Motion control stabilises camera positioning mast

A high speed motion controller is being used to provide position and stability control for a 30 metre camera mast that provides sweeping high-angle aerial shots for film and TV.

  • Motion control stabilises camera positioning mast
    Motion control stabilises camera positioning mast

The Vortex Aerial Mount Camera System, developed by professional camera man Matthew Gladstone of Cammotion with the help of automation specialist Machinery Control Systems(MCS), is completely portable and can be rigged and derigged in minutes - making it suitable for a wide range of spectacular shots for outside broadcast and film studio work. AMC206X motion controller is being used to provide position and stability control for the 30m camera mast that provides sweeping high-angle aerial shots for film and TV.

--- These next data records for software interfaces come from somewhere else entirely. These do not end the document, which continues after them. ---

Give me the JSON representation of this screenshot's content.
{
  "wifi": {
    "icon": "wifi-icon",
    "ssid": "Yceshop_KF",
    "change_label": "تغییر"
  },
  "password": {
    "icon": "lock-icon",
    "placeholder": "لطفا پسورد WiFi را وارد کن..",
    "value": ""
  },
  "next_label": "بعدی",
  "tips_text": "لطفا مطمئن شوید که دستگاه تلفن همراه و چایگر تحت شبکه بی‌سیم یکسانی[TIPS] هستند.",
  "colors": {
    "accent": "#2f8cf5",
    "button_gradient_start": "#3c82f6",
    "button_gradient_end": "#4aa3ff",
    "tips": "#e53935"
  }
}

Building a camera mast that extends as high as a twelve storey building with the dynamic stability to support a full-sized 50 kg camera at speeds of 2m/sec in potential Force 7 winds is no mean feat! To make the challenge even harder, the brief included stowing and operating the mast from a single-axle trailer that needed to include self contained operation from batteries to enable its use at Lynx golf courses and other sporting events that prohibit noisy generators and to wing from vehicles that may damage the ground.

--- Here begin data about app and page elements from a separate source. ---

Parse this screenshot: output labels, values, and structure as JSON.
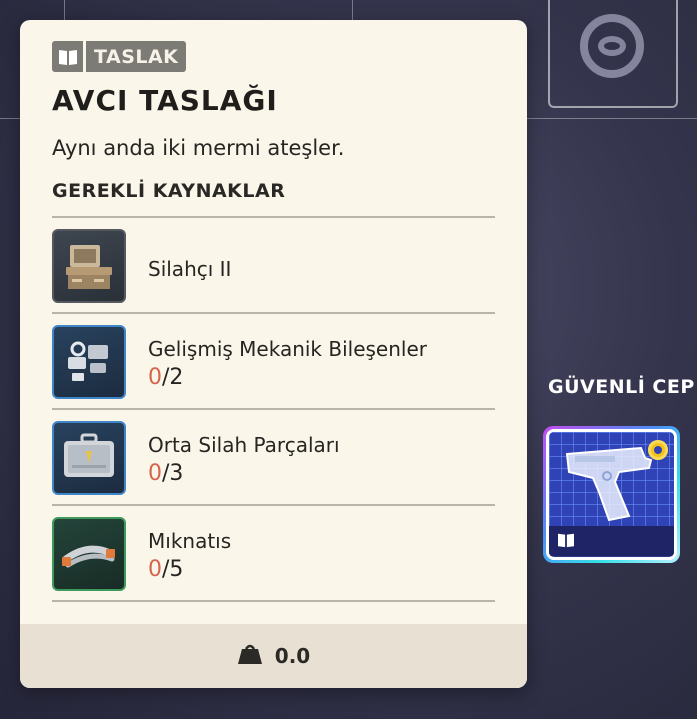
{
  "tag": {
    "icon": "book-icon",
    "label": "TASLAK"
  },
  "item": {
    "title": "AVCI TASLAĞI",
    "description": "Aynı anda iki mermi ateşler."
  },
  "requirements": {
    "header": "GEREKLİ KAYNAKLAR",
    "items": [
      {
        "name": "Silahçı II",
        "thumb": "workbench-icon",
        "rarity": "common"
      },
      {
        "name": "Gelişmiş Mekanik Bileşenler",
        "have": "0",
        "need": "/2",
        "thumb": "mechanical-parts-icon",
        "rarity": "rare"
      },
      {
        "name": "Orta Silah Parçaları",
        "have": "0",
        "need": "/3",
        "thumb": "weapon-parts-case-icon",
        "rarity": "rare"
      },
      {
        "name": "Mıknatıs",
        "have": "0",
        "need": "/5",
        "thumb": "magnet-icon",
        "rarity": "uncommon"
      }
    ]
  },
  "footer": {
    "weight_icon": "weight-icon",
    "weight": "0.0"
  },
  "secure_pocket": {
    "label": "GÜVENLİ CEP",
    "item_icon": "pistol-blueprint-icon",
    "badge_icon": "book-icon",
    "coin_icon": "coin-icon"
  },
  "colors": {
    "card_bg": "#fbf6ea",
    "tag_bg": "#7d7b75",
    "count_have": "#d4654f",
    "rare_border": "#3f86c8",
    "uncommon_border": "#3e9a5c"
  }
}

The most impressive part of the Vortex is the design of the mast itself and the MCS developed motion control system that uses many advanced features of the MC206X to both smoothly position the mast and provide the high stability control required during filming.

The seven section mast is constructed using light weight carbon fibre for maximum stiffness-to-weight ratio, with each section rigidly interconnected through linear bearings with a large surface contact area to minimise deflection. A central Kevlar cable runs through each section on an internal pulley system using a servomotor driven geared winch that first moves the mast from its horizontally stowed position to its vertical operational position -and then axially separates each mast section to lift the camera platform up or down during filming. Stabilisation control is taken care of with four Kevlar guy ropes that are fixed at thetop of the mast near the camera platform and are controlled from servomotor driven geared winches bolted to outriggers on the trailer.

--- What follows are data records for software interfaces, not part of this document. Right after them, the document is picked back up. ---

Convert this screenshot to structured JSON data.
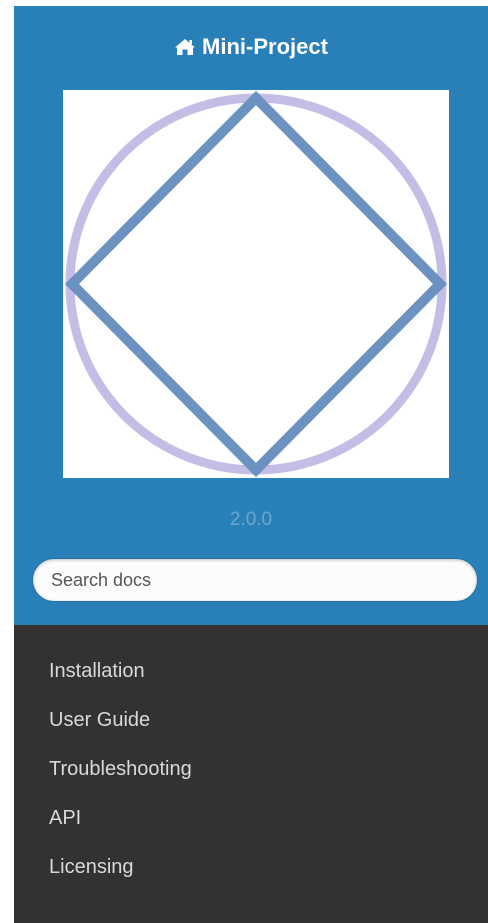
{
  "sidebar": {
    "project_title": "Mini-Project",
    "home_icon": "home-icon",
    "version": "2.0.0",
    "search": {
      "placeholder": "Search docs",
      "value": ""
    },
    "nav_items": [
      {
        "label": "Installation"
      },
      {
        "label": "User Guide"
      },
      {
        "label": "Troubleshooting"
      },
      {
        "label": "API"
      },
      {
        "label": "Licensing"
      }
    ]
  },
  "colors": {
    "header_bg": "#2980b9",
    "nav_bg": "#343131",
    "nav_text": "#d9d9d9",
    "logo_circle": "#c4bde6",
    "logo_diamond": "#6c92c2"
  }
}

MCS needed to carry out extensive development work to prove the tension control system. Initially, they tried torque control on each guy rope but that resulted in actually adding unwanted deflection to the mast under strong wind conditions where unequal forces on the mast resulted in excessive torque demand as the control system tried to correct the ‘error’ on the leeward side. The solution was to use the MC206X in the position control mode with the effective length of each guy rope precisely maintained relative to the height of the mast as it travels up or down, or remains in a static position.

To meet the requirements for self powering the trailer and from battery operation, all components needed to be as energy efficient as possible. Vortex has hydraulic motors fitted to each wheel that are independently controlled to drive and manoeuvre its 3400kg payload.The four outriggers used to level the trailer and house the guy rope winches are also hydraulically powered. The hydraulic power packs include variable speed drives for the pumps.

The choice of servomotors and drives also included the ability for dynamic braking so any energy generated in the guy rope winch motors is injected back into the batteries as the mast is extends. The Vortex will also run from a 240 V, 13 A supply for film studio work. The MC206X is also used for the Vortex’s hand-heldjoystick controller as well as assorted analogue and digital I/O functions which are interlocked in logic to ensure safe operation.

Tim Oxtoby, Managing Director of MCS, who designed the control system said “The decision to use battery power had a major influence onthe design and choice of components of the electrical and control system. We used a mix of variable speed and servo motors and used a220V, 3 phase supply to maintain the power required. We also wanted to control the hydraulics from the same source so the flexibility the MC206X offered as an independent motion control product made it a great choice to effectively manage all this different kit in a seamless way.”